Pointers need to be fixed/resolved at load time because of dynamic linking.
Importantly, a method call from one binary can’t contain pointers to another binary, so there’s really no need for these pointers to cover the entire 64-bit address space.
This is now improved using relative method lists: pointers that cover a 32-bit relative address space.
No resolution required after dynamic linking.
50% space reduction; 40MB saving on a typical iPhone.
“more space you can use to delight your users” 🙄
Swizzled methods can be implemented anywhere, not just the current binary
A global table is maintained, mapping these 32-bit offsets to their full 64-bit (potentially swizzled) address
A single swizzle creates a new table entry, which is much cheaper than dirtying an entire page.
A potential landmine here is when the deployment target is specified incorrectly; an older runtime will attempt to interpret these relative offsets as 64-bit pointers, almost certainly causing a crash.
Object pointer layout:
Low bits are always zero because of alignment requirements: objects must be located at a multiple of the pointer size.
High bits (1-2 bytes) are always zero.
A pointer with the lowest bit set to 1 is not a regular pointer but a tagged pointer (this is Intel; ARM is flipped because of endianness).
As an example, this can be used to store a number directly in the pointer. Vaguely similar to an index-only scan
Obfuscation is provided by combining these tagged pointers with a random value that’s set up at (app?) startup.
The “tag” field specifies the type of tag this is, such as an NSNumber. Tags can be extended up to 256 unique types (at the cost of a smaller payload).
Only Apple can add tagged types, but Swift enums use tagged pointers behind the scenes.
iOS 14 flips things around on ARM a bit more to allow a full object pointer to be stored inside a tagged pointer:

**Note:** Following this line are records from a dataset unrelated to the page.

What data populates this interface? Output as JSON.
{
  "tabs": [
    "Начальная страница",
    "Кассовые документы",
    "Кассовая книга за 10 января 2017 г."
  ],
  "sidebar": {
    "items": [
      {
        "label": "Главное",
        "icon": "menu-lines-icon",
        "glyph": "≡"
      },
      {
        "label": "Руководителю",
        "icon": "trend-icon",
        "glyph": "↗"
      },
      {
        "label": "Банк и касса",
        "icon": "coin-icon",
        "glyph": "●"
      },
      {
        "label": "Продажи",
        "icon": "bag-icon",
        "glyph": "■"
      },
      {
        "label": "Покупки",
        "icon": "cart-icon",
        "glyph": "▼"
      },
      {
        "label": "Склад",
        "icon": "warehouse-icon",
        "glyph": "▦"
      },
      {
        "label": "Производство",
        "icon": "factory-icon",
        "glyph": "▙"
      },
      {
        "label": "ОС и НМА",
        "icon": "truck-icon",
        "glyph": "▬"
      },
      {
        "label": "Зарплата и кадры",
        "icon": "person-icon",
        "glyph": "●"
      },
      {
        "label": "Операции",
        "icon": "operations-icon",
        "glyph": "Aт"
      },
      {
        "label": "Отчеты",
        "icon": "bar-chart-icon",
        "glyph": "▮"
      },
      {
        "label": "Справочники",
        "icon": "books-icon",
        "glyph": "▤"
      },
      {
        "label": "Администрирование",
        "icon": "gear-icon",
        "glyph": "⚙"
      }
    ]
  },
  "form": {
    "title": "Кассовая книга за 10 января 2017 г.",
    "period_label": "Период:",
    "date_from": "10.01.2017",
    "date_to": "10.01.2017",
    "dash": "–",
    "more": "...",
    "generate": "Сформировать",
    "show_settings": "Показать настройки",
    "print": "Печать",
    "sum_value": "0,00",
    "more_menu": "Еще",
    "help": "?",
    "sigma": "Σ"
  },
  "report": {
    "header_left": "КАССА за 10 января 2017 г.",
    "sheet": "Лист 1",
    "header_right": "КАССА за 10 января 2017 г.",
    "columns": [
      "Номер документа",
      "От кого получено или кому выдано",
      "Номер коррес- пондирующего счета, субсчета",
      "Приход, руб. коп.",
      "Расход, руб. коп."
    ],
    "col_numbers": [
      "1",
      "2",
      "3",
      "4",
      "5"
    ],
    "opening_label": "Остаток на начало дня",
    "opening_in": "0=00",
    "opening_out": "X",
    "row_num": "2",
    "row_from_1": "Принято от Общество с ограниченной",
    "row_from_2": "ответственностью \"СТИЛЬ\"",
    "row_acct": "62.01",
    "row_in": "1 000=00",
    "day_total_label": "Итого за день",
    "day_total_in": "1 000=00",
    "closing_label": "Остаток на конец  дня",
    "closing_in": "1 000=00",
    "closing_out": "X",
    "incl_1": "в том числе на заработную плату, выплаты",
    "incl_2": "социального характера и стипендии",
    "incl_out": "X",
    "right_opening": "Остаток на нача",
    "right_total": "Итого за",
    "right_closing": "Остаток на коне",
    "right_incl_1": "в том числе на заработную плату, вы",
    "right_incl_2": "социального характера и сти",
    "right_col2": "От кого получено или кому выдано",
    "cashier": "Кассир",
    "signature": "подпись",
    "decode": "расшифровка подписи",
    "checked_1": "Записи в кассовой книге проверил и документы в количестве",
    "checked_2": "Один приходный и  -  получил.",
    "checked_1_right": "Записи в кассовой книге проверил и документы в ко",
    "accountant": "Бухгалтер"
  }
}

This allows a tagged pointer to point to static data in the binary.
Direct bit-twiddling against a tagged pointer structure is going to break on iOS 14 because of this.